Given client experience has topped the list of priorities for marketers for the past two years, what are the leading professional firms actually planning to do in this area to make improvements? The Benchmark reveals that in 2017:
• 48% have a plan to create a ‘client journey map’ that outlines the touchpoints in the firm’s interaction with clients;
• 42% plan to provide more regular training and development opportunities for staff to improve their client experience skills;
• 34% plan to design joined-up propositions to package their firm’s services and expertise to clients in new ways;
• 31% have a plan to identify target personas and their needs within each of the firm’s client sectors or segments; and
• 23% plan to develop a client charter than articulates the firm service promise to clients.
Taken together, these results show that leading professional firms place greater emphasis on distilling their firm’s client experience into key moments, behaviours and service standards. The foundations of the firm’s client experience can then be articulated both to clients (through a client charter or new cross-firm propositions) and to colleagues (through training and development or a ‘client journey map’ framework).
Firms that take the next step to embed these concepts into practical delivery will be most successful in securing competitive advantage. As one respondent to the Benchmark rightly points out, a focus on clients runs through all aspects of their firm’s operational capabilities: “Client focus is the number one priority for our firm’s three year plan and ten year vision. It anchors our various strategies and tactics from better relationship management, to better use of data and technology.”
Among the firms responding to this year’s Benchmark is a small group of pioneers leading the way on establishing innovation processes to put new ideas about client experience into practice. Given that many firms now acknowledge the strategic imperative to innovate, it is surprising that just 14% have a designated budget for innovation projects and investments, and that only 12% currently have a formalised process for testing or co-creating innovation ideas with clients. The lack of a structured innovation process and investment model will be one of the greatest hurdles for firms to overcome to improve their client experience in 2017 and beyond.

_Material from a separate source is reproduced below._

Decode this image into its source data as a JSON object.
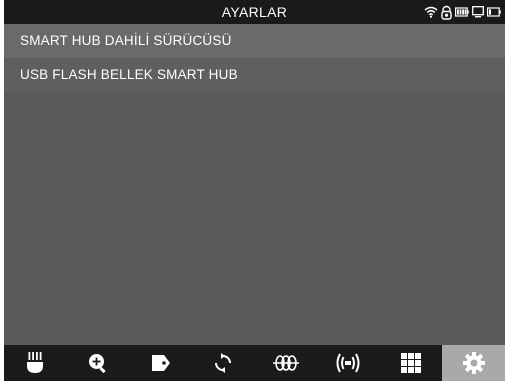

To put any plan into practice requires time, investment and a team equipped with the right skills. It is significant therefore, that the average marketing budget increase anticipated for the year ahead is just +2.0%, down from an average rise of +3.2% in 2016 (see chart above). This is the smallest rise planned since 2013. Projected increases in marketing headcount and salaries are also down year-on-year.
This means that senior marketers will have to work smarter and with greater focus on strategic projects that deliver maximum value to internal stakeholders and help to strengthen their firm’s competitive advantage. It also means that marketing leaders will need to ensure the skills of their team are fit to manage the challenges ahead. Three-quarters (73%) say the most important skill needed by their team for 2017 will be commerciality: an ability to focus on client outcomes and strategic context.
After commerciality the skill most in demand is the ability to influence fee-earners (cited by 56% among the top three most important skills). With one in three senior marketing professionals saying that the leaders of their firm will not typically seek their opinion before taking strategic decisions, the need to close this influence gap, and to demonstrate the strategic impact of greater client focus, has become more important than ever.
Alastair Beddow is a Director at Meridian West. He provides strategic advice and implementation support to help professional firms strengthen their client relationships and better understand their opportunities for growth.